▸ **TASK REQUIREMENTS**
Set every line of the listing down again, keeping it identical.

▸ **EXERCISE DATA**
_ _ _ _ _ _ _

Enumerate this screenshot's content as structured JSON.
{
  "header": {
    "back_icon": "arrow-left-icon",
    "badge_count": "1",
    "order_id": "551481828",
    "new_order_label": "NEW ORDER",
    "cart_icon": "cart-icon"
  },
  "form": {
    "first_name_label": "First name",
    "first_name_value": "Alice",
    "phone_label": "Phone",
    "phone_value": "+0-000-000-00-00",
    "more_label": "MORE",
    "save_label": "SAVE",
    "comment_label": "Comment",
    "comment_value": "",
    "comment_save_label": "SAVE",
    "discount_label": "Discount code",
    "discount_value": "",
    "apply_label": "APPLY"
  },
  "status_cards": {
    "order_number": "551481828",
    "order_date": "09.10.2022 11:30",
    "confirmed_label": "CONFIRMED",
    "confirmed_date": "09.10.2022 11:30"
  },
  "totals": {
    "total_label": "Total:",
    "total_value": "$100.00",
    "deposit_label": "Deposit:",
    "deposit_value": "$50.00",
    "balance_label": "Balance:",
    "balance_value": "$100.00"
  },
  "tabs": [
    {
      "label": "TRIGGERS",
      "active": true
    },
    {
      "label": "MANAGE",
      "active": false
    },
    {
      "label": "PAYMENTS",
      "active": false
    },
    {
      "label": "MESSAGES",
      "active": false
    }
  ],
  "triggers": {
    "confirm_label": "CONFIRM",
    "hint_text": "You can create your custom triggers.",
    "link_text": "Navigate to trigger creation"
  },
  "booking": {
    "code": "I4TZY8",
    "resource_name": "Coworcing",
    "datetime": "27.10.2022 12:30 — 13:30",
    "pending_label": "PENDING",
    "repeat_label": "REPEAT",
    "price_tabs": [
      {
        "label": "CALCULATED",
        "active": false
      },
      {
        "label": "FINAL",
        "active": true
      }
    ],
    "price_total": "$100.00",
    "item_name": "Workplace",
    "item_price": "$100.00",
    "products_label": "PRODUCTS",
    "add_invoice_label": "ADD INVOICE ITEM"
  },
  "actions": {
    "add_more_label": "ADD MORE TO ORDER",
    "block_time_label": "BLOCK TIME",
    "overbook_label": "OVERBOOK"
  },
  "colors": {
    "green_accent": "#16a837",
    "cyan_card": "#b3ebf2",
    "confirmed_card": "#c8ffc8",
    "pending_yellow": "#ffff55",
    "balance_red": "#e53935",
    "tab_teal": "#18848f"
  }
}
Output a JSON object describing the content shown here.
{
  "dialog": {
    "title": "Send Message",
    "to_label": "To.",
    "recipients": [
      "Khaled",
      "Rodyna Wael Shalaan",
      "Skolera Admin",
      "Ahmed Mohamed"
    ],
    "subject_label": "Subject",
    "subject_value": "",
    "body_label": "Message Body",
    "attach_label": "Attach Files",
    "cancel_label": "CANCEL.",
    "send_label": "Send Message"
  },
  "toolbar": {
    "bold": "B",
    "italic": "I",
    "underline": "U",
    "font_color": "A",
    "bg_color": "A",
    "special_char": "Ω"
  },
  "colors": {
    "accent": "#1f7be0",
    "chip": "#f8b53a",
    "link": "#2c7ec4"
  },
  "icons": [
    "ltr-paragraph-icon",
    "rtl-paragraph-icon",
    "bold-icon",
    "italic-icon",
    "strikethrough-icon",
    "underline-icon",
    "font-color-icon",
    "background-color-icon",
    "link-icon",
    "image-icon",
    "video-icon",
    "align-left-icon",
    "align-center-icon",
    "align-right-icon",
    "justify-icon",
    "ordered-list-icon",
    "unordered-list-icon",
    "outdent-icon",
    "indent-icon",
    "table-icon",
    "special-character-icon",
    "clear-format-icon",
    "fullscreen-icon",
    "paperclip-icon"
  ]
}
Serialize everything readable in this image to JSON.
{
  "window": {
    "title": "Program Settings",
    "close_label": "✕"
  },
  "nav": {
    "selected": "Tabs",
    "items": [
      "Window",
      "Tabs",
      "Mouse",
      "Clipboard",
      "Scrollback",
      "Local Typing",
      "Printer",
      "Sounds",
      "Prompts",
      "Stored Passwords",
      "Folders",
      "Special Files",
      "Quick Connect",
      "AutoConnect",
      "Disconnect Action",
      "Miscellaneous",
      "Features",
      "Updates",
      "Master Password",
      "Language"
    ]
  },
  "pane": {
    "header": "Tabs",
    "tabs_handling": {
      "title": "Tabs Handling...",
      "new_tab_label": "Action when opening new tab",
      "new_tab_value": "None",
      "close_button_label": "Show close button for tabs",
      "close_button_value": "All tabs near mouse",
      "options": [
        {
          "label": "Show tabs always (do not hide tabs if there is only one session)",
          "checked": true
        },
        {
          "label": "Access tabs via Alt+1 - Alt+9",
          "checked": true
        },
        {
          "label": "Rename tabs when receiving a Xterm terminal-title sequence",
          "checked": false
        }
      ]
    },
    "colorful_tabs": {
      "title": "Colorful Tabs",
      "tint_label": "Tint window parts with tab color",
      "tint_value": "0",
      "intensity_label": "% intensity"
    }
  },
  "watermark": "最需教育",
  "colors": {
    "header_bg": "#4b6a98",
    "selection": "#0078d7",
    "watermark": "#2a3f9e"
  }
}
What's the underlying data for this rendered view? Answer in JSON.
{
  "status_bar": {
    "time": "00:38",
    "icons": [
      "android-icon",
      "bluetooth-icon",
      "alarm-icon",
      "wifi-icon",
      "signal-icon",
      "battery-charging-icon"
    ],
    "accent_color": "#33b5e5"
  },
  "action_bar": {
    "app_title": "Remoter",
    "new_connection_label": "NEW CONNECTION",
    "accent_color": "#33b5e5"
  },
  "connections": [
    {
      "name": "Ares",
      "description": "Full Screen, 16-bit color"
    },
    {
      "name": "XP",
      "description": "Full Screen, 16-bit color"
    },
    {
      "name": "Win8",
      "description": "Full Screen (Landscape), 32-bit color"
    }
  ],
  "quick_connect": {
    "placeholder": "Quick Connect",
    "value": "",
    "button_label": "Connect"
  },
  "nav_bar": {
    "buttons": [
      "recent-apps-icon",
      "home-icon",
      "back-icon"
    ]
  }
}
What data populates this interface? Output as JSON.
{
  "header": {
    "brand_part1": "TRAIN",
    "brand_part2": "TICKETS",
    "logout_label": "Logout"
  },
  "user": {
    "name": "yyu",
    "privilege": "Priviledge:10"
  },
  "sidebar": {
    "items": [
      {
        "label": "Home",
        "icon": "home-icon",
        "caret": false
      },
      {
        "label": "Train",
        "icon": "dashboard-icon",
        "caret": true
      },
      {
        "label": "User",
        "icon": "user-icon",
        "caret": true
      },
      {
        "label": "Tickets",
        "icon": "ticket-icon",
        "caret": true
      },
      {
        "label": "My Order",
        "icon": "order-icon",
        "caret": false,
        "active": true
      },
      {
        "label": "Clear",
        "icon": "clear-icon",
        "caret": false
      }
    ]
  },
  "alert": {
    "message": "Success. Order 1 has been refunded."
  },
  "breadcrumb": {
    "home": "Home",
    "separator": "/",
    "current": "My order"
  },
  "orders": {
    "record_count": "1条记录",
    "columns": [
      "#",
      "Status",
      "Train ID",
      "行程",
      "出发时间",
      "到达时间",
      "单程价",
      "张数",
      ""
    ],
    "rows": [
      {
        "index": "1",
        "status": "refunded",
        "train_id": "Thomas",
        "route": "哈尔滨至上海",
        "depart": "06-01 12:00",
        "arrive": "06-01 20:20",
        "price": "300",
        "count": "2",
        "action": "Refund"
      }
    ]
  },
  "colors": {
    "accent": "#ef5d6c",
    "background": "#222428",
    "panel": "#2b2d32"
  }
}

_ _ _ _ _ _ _

▸ **RESULT OF THIS TASK**
Enumerate this screenshot's content as structured JSON.
{
  "header": {
    "back_icon": "arrow-left-icon",
    "badge_count": "1",
    "order_id": "551481828",
    "new_order_label": "NEW ORDER",
    "cart_icon": "cart-icon"
  },
  "form": {
    "first_name_label": "First name",
    "first_name_value": "Alice",
    "phone_label": "Phone",
    "phone_value": "+0-000-000-00-00",
    "more_label": "MORE",
    "save_label": "SAVE",
    "comment_label": "Comment",
    "comment_value": "",
    "comment_save_label": "SAVE",
    "discount_label": "Discount code",
    "discount_value": "",
    "apply_label": "APPLY"
  },
  "status_cards": {
    "order_number": "551481828",
    "order_date": "09.10.2022 11:30",
    "confirmed_label": "CONFIRMED",
    "confirmed_date": "09.10.2022 11:30"
  },
  "totals": {
    "total_label": "Total:",
    "total_value": "$100.00",
    "deposit_label": "Deposit:",
    "deposit_value": "$50.00",
    "balance_label": "Balance:",
    "balance_value": "$100.00"
  },
  "tabs": [
    {
      "label": "TRIGGERS",
      "active": true
    },
    {
      "label": "MANAGE",
      "active": false
    },
    {
      "label": "PAYMENTS",
      "active": false
    },
    {
      "label": "MESSAGES",
      "active": false
    }
  ],
  "triggers": {
    "confirm_label": "CONFIRM",
    "hint_text": "You can create your custom triggers.",
    "link_text": "Navigate to trigger creation"
  },
  "booking": {
    "code": "I4TZY8",
    "resource_name": "Coworcing",
    "datetime": "27.10.2022 12:30 — 13:30",
    "pending_label": "PENDING",
    "repeat_label": "REPEAT",
    "price_tabs": [
      {
        "label": "CALCULATED",
        "active": false
      },
      {
        "label": "FINAL",
        "active": true
      }
    ],
    "price_total": "$100.00",
    "item_name": "Workplace",
    "item_price": "$100.00",
    "products_label": "PRODUCTS",
    "add_invoice_label": "ADD INVOICE ITEM"
  },
  "actions": {
    "add_more_label": "ADD MORE TO ORDER",
    "block_time_label": "BLOCK TIME",
    "overbook_label": "OVERBOOK"
  },
  "colors": {
    "green_accent": "#16a837",
    "cyan_card": "#b3ebf2",
    "confirmed_card": "#c8ffc8",
    "pending_yellow": "#ffff55",
    "balance_red": "#e53935",
    "tab_teal": "#18848f"
  }
}
Output a JSON object describing the content shown here.
{
  "dialog": {
    "title": "Send Message",
    "to_label": "To.",
    "recipients": [
      "Khaled",
      "Rodyna Wael Shalaan",
      "Skolera Admin",
      "Ahmed Mohamed"
    ],
    "subject_label": "Subject",
    "subject_value": "",
    "body_label": "Message Body",
    "attach_label": "Attach Files",
    "cancel_label": "CANCEL.",
    "send_label": "Send Message"
  },
  "toolbar": {
    "bold": "B",
    "italic": "I",
    "underline": "U",
    "font_color": "A",
    "bg_color": "A",
    "special_char": "Ω"
  },
  "colors": {
    "accent": "#1f7be0",
    "chip": "#f8b53a",
    "link": "#2c7ec4"
  },
  "icons": [
    "ltr-paragraph-icon",
    "rtl-paragraph-icon",
    "bold-icon",
    "italic-icon",
    "strikethrough-icon",
    "underline-icon",
    "font-color-icon",
    "background-color-icon",
    "link-icon",
    "image-icon",
    "video-icon",
    "align-left-icon",
    "align-center-icon",
    "align-right-icon",
    "justify-icon",
    "ordered-list-icon",
    "unordered-list-icon",
    "outdent-icon",
    "indent-icon",
    "table-icon",
    "special-character-icon",
    "clear-format-icon",
    "fullscreen-icon",
    "paperclip-icon"
  ]
}
Serialize everything readable in this image to JSON.
{
  "window": {
    "title": "Program Settings",
    "close_label": "✕"
  },
  "nav": {
    "selected": "Tabs",
    "items": [
      "Window",
      "Tabs",
      "Mouse",
      "Clipboard",
      "Scrollback",
      "Local Typing",
      "Printer",
      "Sounds",
      "Prompts",
      "Stored Passwords",
      "Folders",
      "Special Files",
      "Quick Connect",
      "AutoConnect",
      "Disconnect Action",
      "Miscellaneous",
      "Features",
      "Updates",
      "Master Password",
      "Language"
    ]
  },
  "pane": {
    "header": "Tabs",
    "tabs_handling": {
      "title": "Tabs Handling...",
      "new_tab_label": "Action when opening new tab",
      "new_tab_value": "None",
      "close_button_label": "Show close button for tabs",
      "close_button_value": "All tabs near mouse",
      "options": [
        {
          "label": "Show tabs always (do not hide tabs if there is only one session)",
          "checked": true
        },
        {
          "label": "Access tabs via Alt+1 - Alt+9",
          "checked": true
        },
        {
          "label": "Rename tabs when receiving a Xterm terminal-title sequence",
          "checked": false
        }
      ]
    },
    "colorful_tabs": {
      "title": "Colorful Tabs",
      "tint_label": "Tint window parts with tab color",
      "tint_value": "0",
      "intensity_label": "% intensity"
    }
  },
  "watermark": "最需教育",
  "colors": {
    "header_bg": "#4b6a98",
    "selection": "#0078d7",
    "watermark": "#2a3f9e"
  }
}
What's the underlying data for this rendered view? Answer in JSON.
{
  "status_bar": {
    "time": "00:38",
    "icons": [
      "android-icon",
      "bluetooth-icon",
      "alarm-icon",
      "wifi-icon",
      "signal-icon",
      "battery-charging-icon"
    ],
    "accent_color": "#33b5e5"
  },
  "action_bar": {
    "app_title": "Remoter",
    "new_connection_label": "NEW CONNECTION",
    "accent_color": "#33b5e5"
  },
  "connections": [
    {
      "name": "Ares",
      "description": "Full Screen, 16-bit color"
    },
    {
      "name": "XP",
      "description": "Full Screen, 16-bit color"
    },
    {
      "name": "Win8",
      "description": "Full Screen (Landscape), 32-bit color"
    }
  ],
  "quick_connect": {
    "placeholder": "Quick Connect",
    "value": "",
    "button_label": "Connect"
  },
  "nav_bar": {
    "buttons": [
      "recent-apps-icon",
      "home-icon",
      "back-icon"
    ]
  }
}
What data populates this interface? Output as JSON.
{
  "header": {
    "brand_part1": "TRAIN",
    "brand_part2": "TICKETS",
    "logout_label": "Logout"
  },
  "user": {
    "name": "yyu",
    "privilege": "Priviledge:10"
  },
  "sidebar": {
    "items": [
      {
        "label": "Home",
        "icon": "home-icon",
        "caret": false
      },
      {
        "label": "Train",
        "icon": "dashboard-icon",
        "caret": true
      },
      {
        "label": "User",
        "icon": "user-icon",
        "caret": true
      },
      {
        "label": "Tickets",
        "icon": "ticket-icon",
        "caret": true
      },
      {
        "label": "My Order",
        "icon": "order-icon",
        "caret": false,
        "active": true
      },
      {
        "label": "Clear",
        "icon": "clear-icon",
        "caret": false
      }
    ]
  },
  "alert": {
    "message": "Success. Order 1 has been refunded."
  },
  "breadcrumb": {
    "home": "Home",
    "separator": "/",
    "current": "My order"
  },
  "orders": {
    "record_count": "1条记录",
    "columns": [
      "#",
      "Status",
      "Train ID",
      "行程",
      "出发时间",
      "到达时间",
      "单程价",
      "张数",
      ""
    ],
    "rows": [
      {
        "index": "1",
        "status": "refunded",
        "train_id": "Thomas",
        "route": "哈尔滨至上海",
        "depart": "06-01 12:00",
        "arrive": "06-01 20:20",
        "price": "300",
        "count": "2",
        "action": "Refund"
      }
    ]
  },
  "colors": {
    "accent": "#ef5d6c",
    "background": "#222428",
    "panel": "#2b2d32"
  }
}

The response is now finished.